The DOT logo should be visible on the sidewall of every tyre used in the US. The Department of Transportation is referred to as the DOT. You can tell if a tyre conforms with federal motor vehicle safety standards by looking for this mark. If you are purchasing a top-tier brand, there is no need to be concerned because every dependable manufacturer employs the DOT mark.


Your tire's serial number functions similarly to your car's identification number. You can find out everything you need to know about a tyre by looking up its Tire Identification Number (TIN). The DOT letters are followed by this number. To identify the most crucial features of the tyre, the TIN might range from eight to thirteen letters or numbers. It will not only show the manufacturer's code and the date the tyre was built, but also where the tyre was made.

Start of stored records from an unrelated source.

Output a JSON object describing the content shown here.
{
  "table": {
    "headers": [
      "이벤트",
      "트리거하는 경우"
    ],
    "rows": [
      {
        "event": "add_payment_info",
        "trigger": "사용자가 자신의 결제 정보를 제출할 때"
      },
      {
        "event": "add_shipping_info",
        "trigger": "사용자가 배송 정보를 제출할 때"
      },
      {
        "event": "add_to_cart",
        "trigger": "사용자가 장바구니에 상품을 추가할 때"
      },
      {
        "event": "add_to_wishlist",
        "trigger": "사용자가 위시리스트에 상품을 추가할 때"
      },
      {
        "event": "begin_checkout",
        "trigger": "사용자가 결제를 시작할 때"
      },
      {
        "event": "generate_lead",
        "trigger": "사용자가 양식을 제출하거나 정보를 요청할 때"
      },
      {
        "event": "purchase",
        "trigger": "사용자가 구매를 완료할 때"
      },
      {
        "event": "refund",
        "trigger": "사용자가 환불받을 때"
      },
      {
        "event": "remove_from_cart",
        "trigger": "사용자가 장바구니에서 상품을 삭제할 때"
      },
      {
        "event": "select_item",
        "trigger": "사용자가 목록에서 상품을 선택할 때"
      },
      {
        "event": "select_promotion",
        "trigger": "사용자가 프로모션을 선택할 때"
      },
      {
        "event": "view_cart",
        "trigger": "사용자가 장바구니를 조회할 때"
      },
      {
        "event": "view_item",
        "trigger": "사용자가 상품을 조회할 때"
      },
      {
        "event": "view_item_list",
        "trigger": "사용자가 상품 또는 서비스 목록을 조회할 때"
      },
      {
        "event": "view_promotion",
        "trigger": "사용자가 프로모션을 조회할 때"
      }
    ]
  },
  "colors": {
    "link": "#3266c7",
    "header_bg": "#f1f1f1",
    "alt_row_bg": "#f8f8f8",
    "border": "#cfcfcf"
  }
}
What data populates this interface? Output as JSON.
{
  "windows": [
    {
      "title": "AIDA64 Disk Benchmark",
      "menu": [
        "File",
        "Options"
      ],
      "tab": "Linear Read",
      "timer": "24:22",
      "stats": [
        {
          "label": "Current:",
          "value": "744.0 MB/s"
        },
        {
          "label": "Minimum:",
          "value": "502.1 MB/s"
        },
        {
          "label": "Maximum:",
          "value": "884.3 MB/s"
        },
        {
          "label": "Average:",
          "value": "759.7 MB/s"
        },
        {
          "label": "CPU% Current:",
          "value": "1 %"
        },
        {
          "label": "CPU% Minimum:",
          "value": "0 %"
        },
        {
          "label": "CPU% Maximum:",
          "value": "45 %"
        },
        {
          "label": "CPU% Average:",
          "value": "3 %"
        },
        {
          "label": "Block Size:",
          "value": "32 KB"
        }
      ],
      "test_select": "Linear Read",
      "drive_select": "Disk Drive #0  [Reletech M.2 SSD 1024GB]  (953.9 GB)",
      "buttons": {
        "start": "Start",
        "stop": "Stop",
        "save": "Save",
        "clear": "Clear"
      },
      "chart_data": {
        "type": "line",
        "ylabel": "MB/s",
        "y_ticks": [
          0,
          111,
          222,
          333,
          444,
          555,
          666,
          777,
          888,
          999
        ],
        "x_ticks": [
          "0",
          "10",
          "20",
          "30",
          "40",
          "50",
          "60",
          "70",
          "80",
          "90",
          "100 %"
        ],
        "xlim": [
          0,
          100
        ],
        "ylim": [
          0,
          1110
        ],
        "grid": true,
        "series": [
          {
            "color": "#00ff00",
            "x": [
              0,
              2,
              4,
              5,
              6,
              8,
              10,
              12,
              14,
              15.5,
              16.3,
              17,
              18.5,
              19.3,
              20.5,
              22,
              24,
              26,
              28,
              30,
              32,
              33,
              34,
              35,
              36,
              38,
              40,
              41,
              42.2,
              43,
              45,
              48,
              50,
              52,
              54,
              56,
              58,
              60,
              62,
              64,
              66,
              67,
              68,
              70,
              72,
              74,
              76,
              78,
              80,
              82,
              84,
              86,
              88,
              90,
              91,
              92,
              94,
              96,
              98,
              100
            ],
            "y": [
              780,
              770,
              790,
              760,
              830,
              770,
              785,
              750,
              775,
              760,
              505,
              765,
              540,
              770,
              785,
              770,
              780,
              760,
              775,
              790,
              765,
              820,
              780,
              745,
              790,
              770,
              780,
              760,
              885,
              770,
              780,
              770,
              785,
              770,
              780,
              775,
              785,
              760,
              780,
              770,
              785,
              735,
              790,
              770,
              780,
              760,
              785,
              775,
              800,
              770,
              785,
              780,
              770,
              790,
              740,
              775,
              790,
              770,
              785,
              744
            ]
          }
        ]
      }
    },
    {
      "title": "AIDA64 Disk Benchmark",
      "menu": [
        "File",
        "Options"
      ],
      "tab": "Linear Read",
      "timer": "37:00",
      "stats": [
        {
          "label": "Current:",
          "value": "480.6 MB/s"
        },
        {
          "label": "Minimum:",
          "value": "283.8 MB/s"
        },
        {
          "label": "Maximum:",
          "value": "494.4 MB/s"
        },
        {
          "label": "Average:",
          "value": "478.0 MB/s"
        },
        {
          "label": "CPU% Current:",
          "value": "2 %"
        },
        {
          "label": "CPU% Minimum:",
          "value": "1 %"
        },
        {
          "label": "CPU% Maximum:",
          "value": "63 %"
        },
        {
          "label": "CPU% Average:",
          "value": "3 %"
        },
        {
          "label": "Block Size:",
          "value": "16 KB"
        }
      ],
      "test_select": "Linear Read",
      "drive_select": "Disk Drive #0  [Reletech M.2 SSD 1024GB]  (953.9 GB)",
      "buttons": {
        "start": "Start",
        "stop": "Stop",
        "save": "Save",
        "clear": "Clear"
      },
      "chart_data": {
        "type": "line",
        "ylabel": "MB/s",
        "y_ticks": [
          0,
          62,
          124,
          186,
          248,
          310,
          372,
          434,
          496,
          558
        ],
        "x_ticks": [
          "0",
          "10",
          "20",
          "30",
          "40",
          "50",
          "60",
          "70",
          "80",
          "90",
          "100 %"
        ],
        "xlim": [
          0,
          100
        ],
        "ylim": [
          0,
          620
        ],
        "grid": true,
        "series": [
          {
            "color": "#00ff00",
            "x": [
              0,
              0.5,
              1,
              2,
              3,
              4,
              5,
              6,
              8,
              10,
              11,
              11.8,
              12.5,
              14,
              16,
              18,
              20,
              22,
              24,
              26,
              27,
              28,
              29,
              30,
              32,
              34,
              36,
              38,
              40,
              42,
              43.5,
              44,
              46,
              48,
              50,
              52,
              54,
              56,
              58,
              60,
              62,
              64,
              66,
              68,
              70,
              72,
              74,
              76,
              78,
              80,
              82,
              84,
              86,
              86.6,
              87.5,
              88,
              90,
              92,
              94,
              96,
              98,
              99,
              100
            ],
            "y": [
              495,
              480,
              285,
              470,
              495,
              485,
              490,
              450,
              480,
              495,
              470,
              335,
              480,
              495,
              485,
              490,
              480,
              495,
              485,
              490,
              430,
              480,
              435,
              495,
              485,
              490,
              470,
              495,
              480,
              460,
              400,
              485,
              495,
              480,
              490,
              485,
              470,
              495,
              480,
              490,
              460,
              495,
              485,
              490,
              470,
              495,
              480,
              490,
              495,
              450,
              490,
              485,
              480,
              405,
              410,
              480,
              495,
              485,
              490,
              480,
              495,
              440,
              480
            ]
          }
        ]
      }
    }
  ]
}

The UTQG, or Uniform Tire Quality Grading, is thus named. The Department of Transportation developed this grading system, which gives you the information you need to buy the best tyres based on temperature capacity, traction, and treadwear. The traction grade displays the tire's wet traction performance under controlled testing conditions. When driving on slick roads, the tyre with an AA rating offers the optimum traction.

A quick way to determine whether the tyre size you're thinking about will fit your car, SUV, sports car, light truck, or crossover is to use a tyre size calculator. But keep in mind that's just an estimate. It's crucial to adhere to your vehicle's size tolerances. Incorrectly sized tyres may tug on the steering wheel, rub against your car's body or suspension, restrict hill clearance, or make the ride stiffer or noisier.